Individuals with chronic pain and illness not only suffer physically — they often suffer emotionally. Emotional pain can range from anger and grief, to feeling emotionally numb, to clinical depression.

Chronic illness can limit a person’s life by undermining one’s ability to work, maintain strong social relationships and engage in recreational activities. Understandably, losing one’s financial or social independence also can cause or magnify emotional problems.

On the other hand, sometimes an event that wounds a person emotionally (for example, experiencing neglect and verbal abuse as a child) can, over time, result in serious physical pain and illness. This sequence, where emotional pain eventually manifests as physical pain, is more likely to occur when the individual does not consciously remember, recognize or appreciate the emotional impact of the initial trauma. The traumatic event, especially when it occurs during the pre-verbal phase of a child’s development, can set off the body’s chronic “fight or flight” response.

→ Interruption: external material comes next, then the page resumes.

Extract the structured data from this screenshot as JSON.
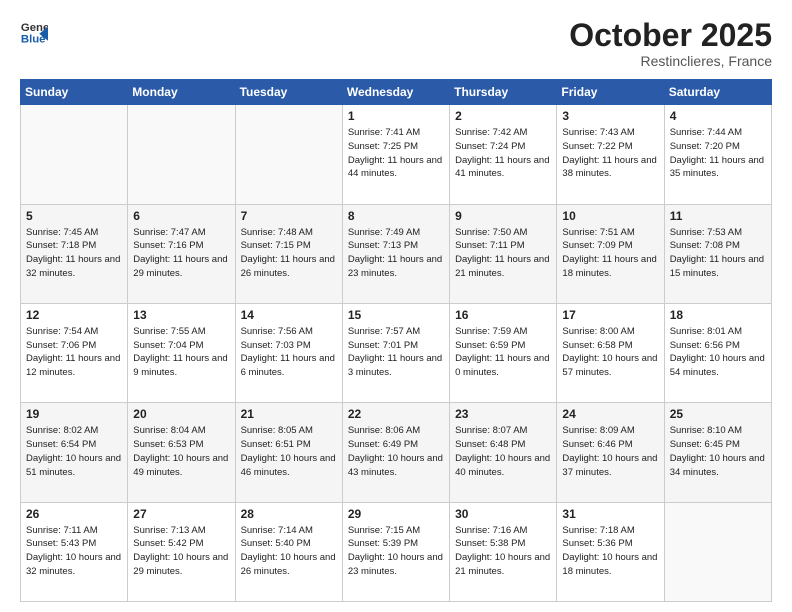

Years of maintaining this hyper-vigilant state can exhaust a person’s immune system, hormone balance and neural pathways and, eventually, lead to or exacerbate chronic illness or a chronic pain syndrome.

Because emotions and physical health are so intimately connected, our physicians pay close attention to their patients’ emotional well-being. If a patient needs and wants to address the emotional components of their pain, the Kaplan Center has a variety of services available.

The Kaplan Center’s psychotherapist uses a cognitive-behavioral protocol to evaluate a patient’s thought processes and help change negative thoughts, manage stress more effectively, and cope with family and interpersonal issues that might be exacerbating the pain symptoms. This therapeutic approach strives to help patients both resolve their emotional pain and learn ways to reduce their perception of physical pain, including the frequency, intensity and quality of painful sensations.

In addition to working one-on-one with patients, The Kaplan Center also offers periodic meditation & yoga classes and a free weekly drop-in meditation class for all levels. These programs are based on medical research demonstrating that stress reduction can improve immune function which, in turn, can help reduce a person’s frequency of infections (colds and flu), improve sleep, improve energy, accelerate healing from injuries and surgeries, and help people suffering from chronic pain use less medication to manage their pain and re-engage in more active, fulfilling lives.